■ PROBLEM ■
Pick out all lines with the word "author" from the records that follow.

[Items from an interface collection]
^^^^^^^^^^^^^^^^

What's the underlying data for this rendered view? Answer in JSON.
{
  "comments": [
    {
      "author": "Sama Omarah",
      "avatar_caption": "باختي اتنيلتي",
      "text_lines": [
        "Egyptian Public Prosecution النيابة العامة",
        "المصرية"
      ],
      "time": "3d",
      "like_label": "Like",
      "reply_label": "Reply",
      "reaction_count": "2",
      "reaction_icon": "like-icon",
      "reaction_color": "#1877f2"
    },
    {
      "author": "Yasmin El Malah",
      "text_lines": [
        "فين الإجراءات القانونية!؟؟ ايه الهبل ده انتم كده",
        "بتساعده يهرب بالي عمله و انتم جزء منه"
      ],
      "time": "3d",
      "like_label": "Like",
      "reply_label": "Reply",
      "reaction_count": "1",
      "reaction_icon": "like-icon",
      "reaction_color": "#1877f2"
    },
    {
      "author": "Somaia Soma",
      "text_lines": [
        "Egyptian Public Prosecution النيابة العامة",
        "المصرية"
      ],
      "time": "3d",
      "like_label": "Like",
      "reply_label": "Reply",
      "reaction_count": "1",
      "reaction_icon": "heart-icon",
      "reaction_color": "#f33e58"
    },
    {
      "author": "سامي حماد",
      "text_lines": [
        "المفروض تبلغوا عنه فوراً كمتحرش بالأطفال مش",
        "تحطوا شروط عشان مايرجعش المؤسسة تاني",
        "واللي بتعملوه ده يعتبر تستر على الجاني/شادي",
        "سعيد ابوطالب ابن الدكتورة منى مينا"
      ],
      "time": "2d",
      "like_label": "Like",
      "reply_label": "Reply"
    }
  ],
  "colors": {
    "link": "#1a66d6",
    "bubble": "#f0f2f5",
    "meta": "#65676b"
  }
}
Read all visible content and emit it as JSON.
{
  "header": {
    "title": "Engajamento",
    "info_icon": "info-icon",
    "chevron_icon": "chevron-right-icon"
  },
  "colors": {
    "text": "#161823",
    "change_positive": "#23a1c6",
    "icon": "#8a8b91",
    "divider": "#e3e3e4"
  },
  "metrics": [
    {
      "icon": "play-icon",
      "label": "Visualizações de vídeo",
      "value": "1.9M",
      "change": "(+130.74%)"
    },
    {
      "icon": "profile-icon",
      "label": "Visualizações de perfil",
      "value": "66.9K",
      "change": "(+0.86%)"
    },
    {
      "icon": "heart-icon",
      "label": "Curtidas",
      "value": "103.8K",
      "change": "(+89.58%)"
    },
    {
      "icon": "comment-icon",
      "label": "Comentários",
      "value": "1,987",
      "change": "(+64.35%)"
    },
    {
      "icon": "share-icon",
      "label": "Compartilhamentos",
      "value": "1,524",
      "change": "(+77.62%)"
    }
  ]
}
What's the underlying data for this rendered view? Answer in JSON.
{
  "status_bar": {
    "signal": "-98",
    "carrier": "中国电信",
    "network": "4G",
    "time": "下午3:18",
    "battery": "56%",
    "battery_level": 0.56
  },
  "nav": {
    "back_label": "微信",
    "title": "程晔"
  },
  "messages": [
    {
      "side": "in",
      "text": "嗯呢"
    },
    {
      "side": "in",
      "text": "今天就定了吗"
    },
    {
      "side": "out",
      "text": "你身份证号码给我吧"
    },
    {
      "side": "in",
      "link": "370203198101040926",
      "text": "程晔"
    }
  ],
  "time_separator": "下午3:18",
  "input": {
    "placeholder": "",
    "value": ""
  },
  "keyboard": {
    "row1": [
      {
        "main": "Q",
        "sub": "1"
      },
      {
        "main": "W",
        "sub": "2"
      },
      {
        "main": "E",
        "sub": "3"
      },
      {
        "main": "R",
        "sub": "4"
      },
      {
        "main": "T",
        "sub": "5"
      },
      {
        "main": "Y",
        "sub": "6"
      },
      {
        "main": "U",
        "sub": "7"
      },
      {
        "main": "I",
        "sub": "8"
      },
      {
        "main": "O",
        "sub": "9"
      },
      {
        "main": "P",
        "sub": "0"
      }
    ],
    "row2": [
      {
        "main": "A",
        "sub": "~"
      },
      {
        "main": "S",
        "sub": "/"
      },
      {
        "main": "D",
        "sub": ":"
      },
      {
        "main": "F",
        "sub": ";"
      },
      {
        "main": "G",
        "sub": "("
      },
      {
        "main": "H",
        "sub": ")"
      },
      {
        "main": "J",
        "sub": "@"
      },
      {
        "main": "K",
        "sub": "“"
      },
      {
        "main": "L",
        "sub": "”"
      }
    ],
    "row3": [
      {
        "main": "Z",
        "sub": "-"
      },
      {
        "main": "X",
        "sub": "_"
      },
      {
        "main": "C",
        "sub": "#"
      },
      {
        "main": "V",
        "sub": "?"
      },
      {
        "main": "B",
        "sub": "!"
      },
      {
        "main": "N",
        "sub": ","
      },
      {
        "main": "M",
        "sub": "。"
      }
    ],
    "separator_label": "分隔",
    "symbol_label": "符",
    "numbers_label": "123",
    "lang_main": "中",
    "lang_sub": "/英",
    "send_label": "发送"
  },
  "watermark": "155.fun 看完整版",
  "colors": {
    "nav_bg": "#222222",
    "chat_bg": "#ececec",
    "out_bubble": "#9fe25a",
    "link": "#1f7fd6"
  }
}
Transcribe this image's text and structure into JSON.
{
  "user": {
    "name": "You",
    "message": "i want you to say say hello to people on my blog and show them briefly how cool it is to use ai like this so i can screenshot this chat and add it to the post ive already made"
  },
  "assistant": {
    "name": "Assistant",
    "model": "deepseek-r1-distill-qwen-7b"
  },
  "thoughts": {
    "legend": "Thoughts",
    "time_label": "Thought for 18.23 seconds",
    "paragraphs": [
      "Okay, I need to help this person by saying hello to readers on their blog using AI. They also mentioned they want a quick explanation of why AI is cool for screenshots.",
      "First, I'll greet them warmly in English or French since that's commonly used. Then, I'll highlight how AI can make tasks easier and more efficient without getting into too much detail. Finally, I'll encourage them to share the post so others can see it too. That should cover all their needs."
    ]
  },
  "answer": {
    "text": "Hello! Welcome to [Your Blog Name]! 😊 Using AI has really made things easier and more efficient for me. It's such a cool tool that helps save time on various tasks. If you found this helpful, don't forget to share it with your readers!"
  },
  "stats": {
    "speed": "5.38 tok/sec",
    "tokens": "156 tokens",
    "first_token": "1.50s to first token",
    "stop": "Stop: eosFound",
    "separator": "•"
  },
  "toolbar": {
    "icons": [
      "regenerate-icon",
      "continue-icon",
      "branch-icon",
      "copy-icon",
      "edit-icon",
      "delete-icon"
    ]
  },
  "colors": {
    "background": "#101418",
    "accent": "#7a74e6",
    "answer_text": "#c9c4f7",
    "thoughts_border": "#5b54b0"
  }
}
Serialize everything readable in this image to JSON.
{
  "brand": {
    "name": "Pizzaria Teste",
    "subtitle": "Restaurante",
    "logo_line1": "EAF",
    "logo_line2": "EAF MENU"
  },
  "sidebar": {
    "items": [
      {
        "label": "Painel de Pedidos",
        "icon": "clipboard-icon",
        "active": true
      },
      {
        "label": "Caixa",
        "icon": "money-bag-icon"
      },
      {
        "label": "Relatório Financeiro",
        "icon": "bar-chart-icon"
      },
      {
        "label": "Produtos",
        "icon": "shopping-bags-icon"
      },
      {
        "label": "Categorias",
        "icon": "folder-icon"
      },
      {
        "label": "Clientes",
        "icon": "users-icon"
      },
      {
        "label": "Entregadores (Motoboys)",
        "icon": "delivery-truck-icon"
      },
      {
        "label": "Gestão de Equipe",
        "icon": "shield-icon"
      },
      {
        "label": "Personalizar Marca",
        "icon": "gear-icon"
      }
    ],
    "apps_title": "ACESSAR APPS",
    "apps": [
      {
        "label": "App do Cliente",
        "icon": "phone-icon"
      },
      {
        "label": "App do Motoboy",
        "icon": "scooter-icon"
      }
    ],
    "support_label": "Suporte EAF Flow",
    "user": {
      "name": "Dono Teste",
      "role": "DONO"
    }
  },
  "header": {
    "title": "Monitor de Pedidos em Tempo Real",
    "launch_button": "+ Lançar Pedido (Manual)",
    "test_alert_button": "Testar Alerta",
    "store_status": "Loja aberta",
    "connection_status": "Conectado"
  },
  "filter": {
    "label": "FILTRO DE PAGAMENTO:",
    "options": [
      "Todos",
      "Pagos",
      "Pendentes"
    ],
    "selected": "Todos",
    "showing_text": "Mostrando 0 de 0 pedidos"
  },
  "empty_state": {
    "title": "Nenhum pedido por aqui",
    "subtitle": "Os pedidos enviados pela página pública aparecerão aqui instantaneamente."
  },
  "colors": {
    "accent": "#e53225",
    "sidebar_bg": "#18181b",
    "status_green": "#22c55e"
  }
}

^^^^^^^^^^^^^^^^

■ EXERCISE SOLUTION ■
      "author": "Sama Omarah",
      "author": "Yasmin El Malah",
      "author": "Somaia Soma",
      "author": "سامي حماد",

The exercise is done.